## Exercise objective
Return every entry exactly as written.

● ● ● ●

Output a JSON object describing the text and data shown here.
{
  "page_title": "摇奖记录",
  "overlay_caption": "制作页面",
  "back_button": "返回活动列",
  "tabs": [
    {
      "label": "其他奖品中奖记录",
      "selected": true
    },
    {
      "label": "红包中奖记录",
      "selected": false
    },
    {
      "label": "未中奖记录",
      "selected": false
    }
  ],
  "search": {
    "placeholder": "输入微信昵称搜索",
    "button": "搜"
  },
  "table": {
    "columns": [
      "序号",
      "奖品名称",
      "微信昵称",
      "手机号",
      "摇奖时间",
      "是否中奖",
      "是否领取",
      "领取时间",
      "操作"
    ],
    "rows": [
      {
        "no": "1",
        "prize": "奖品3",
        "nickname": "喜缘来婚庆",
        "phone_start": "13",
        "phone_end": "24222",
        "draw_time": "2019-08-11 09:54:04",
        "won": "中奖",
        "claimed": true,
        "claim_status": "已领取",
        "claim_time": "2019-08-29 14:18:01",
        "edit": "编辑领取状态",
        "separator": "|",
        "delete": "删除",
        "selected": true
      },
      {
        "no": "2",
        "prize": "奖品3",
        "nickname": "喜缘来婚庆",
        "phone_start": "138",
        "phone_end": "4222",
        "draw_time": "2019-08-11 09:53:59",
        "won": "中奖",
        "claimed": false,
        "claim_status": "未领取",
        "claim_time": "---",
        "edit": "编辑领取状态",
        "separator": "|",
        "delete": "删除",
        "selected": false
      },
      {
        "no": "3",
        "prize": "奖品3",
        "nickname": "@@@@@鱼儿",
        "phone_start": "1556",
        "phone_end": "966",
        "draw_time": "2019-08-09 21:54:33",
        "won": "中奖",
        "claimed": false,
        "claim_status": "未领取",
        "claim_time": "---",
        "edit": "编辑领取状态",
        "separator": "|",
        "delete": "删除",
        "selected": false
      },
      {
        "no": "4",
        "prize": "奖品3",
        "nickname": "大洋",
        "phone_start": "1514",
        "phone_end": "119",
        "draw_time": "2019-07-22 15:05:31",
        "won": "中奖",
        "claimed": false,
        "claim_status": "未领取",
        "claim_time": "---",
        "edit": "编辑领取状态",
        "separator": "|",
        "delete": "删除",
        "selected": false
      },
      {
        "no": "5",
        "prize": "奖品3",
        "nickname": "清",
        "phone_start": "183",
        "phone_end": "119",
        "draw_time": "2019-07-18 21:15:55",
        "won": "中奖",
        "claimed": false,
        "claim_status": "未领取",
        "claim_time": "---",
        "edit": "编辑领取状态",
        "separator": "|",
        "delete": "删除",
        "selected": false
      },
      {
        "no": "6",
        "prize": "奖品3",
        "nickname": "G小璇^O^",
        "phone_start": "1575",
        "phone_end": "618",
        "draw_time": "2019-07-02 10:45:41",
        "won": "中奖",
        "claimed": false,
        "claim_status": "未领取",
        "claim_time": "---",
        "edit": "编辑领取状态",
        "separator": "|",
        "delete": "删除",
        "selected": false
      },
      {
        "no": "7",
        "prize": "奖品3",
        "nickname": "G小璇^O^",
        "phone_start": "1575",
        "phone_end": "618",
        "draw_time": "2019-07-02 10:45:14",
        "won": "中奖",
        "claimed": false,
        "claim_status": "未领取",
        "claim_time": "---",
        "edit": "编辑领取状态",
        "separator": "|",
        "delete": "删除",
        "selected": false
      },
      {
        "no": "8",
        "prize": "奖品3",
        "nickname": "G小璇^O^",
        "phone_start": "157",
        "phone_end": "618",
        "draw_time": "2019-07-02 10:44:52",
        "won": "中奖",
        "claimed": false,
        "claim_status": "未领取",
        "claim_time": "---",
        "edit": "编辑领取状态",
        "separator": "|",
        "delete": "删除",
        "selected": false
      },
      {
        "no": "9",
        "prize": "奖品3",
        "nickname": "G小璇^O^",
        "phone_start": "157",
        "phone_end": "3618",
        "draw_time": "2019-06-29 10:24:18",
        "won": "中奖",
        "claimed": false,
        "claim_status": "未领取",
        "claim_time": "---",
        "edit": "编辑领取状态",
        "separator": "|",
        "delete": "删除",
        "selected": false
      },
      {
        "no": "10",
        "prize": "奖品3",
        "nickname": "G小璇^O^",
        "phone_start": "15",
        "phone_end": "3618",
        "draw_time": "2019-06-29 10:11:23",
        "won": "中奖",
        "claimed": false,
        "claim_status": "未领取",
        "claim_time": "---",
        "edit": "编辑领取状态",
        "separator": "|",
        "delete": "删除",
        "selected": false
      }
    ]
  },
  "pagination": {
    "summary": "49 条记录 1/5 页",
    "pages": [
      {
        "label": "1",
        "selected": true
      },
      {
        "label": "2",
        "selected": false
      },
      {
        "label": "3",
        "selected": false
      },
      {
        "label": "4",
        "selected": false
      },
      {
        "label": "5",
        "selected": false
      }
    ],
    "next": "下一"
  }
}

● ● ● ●

## Answer for the task
Output a JSON object describing the text and data shown here.
{
  "page_title": "摇奖记录",
  "overlay_caption": "制作页面",
  "back_button": "返回活动列",
  "tabs": [
    {
      "label": "其他奖品中奖记录",
      "selected": true
    },
    {
      "label": "红包中奖记录",
      "selected": false
    },
    {
      "label": "未中奖记录",
      "selected": false
    }
  ],
  "search": {
    "placeholder": "输入微信昵称搜索",
    "button": "搜"
  },
  "table": {
    "columns": [
      "序号",
      "奖品名称",
      "微信昵称",
      "手机号",
      "摇奖时间",
      "是否中奖",
      "是否领取",
      "领取时间",
      "操作"
    ],
    "rows": [
      {
        "no": "1",
        "prize": "奖品3",
        "nickname": "喜缘来婚庆",
        "phone_start": "13",
        "phone_end": "24222",
        "draw_time": "2019-08-11 09:54:04",
        "won": "中奖",
        "claimed": true,
        "claim_status": "已领取",
        "claim_time": "2019-08-29 14:18:01",
        "edit": "编辑领取状态",
        "separator": "|",
        "delete": "删除",
        "selected": true
      },
      {
        "no": "2",
        "prize": "奖品3",
        "nickname": "喜缘来婚庆",
        "phone_start": "138",
        "phone_end": "4222",
        "draw_time": "2019-08-11 09:53:59",
        "won": "中奖",
        "claimed": false,
        "claim_status": "未领取",
        "claim_time": "---",
        "edit": "编辑领取状态",
        "separator": "|",
        "delete": "删除",
        "selected": false
      },
      {
        "no": "3",
        "prize": "奖品3",
        "nickname": "@@@@@鱼儿",
        "phone_start": "1556",
        "phone_end": "966",
        "draw_time": "2019-08-09 21:54:33",
        "won": "中奖",
        "claimed": false,
        "claim_status": "未领取",
        "claim_time": "---",
        "edit": "编辑领取状态",
        "separator": "|",
        "delete": "删除",
        "selected": false
      },
      {
        "no": "4",
        "prize": "奖品3",
        "nickname": "大洋",
        "phone_start": "1514",
        "phone_end": "119",
        "draw_time": "2019-07-22 15:05:31",
        "won": "中奖",
        "claimed": false,
        "claim_status": "未领取",
        "claim_time": "---",
        "edit": "编辑领取状态",
        "separator": "|",
        "delete": "删除",
        "selected": false
      },
      {
        "no": "5",
        "prize": "奖品3",
        "nickname": "清",
        "phone_start": "183",
        "phone_end": "119",
        "draw_time": "2019-07-18 21:15:55",
        "won": "中奖",
        "claimed": false,
        "claim_status": "未领取",
        "claim_time": "---",
        "edit": "编辑领取状态",
        "separator": "|",
        "delete": "删除",
        "selected": false
      },
      {
        "no": "6",
        "prize": "奖品3",
        "nickname": "G小璇^O^",
        "phone_start": "1575",
        "phone_end": "618",
        "draw_time": "2019-07-02 10:45:41",
        "won": "中奖",
        "claimed": false,
        "claim_status": "未领取",
        "claim_time": "---",
        "edit": "编辑领取状态",
        "separator": "|",
        "delete": "删除",
        "selected": false
      },
      {
        "no": "7",
        "prize": "奖品3",
        "nickname": "G小璇^O^",
        "phone_start": "1575",
        "phone_end": "618",
        "draw_time": "2019-07-02 10:45:14",
        "won": "中奖",
        "claimed": false,
        "claim_status": "未领取",
        "claim_time": "---",
        "edit": "编辑领取状态",
        "separator": "|",
        "delete": "删除",
        "selected": false
      },
      {
        "no": "8",
        "prize": "奖品3",
        "nickname": "G小璇^O^",
        "phone_start": "157",
        "phone_end": "618",
        "draw_time": "2019-07-02 10:44:52",
        "won": "中奖",
        "claimed": false,
        "claim_status": "未领取",
        "claim_time": "---",
        "edit": "编辑领取状态",
        "separator": "|",
        "delete": "删除",
        "selected": false
      },
      {
        "no": "9",
        "prize": "奖品3",
        "nickname": "G小璇^O^",
        "phone_start": "157",
        "phone_end": "3618",
        "draw_time": "2019-06-29 10:24:18",
        "won": "中奖",
        "claimed": false,
        "claim_status": "未领取",
        "claim_time": "---",
        "edit": "编辑领取状态",
        "separator": "|",
        "delete": "删除",
        "selected": false
      },
      {
        "no": "10",
        "prize": "奖品3",
        "nickname": "G小璇^O^",
        "phone_start": "15",
        "phone_end": "3618",
        "draw_time": "2019-06-29 10:11:23",
        "won": "中奖",
        "claimed": false,
        "claim_status": "未领取",
        "claim_time": "---",
        "edit": "编辑领取状态",
        "separator": "|",
        "delete": "删除",
        "selected": false
      }
    ]
  },
  "pagination": {
    "summary": "49 条记录 1/5 页",
    "pages": [
      {
        "label": "1",
        "selected": true
      },
      {
        "label": "2",
        "selected": false
      },
      {
        "label": "3",
        "selected": false
      },
      {
        "label": "4",
        "selected": false
      },
      {
        "label": "5",
        "selected": false
      }
    ],
    "next": "下一"
  }
}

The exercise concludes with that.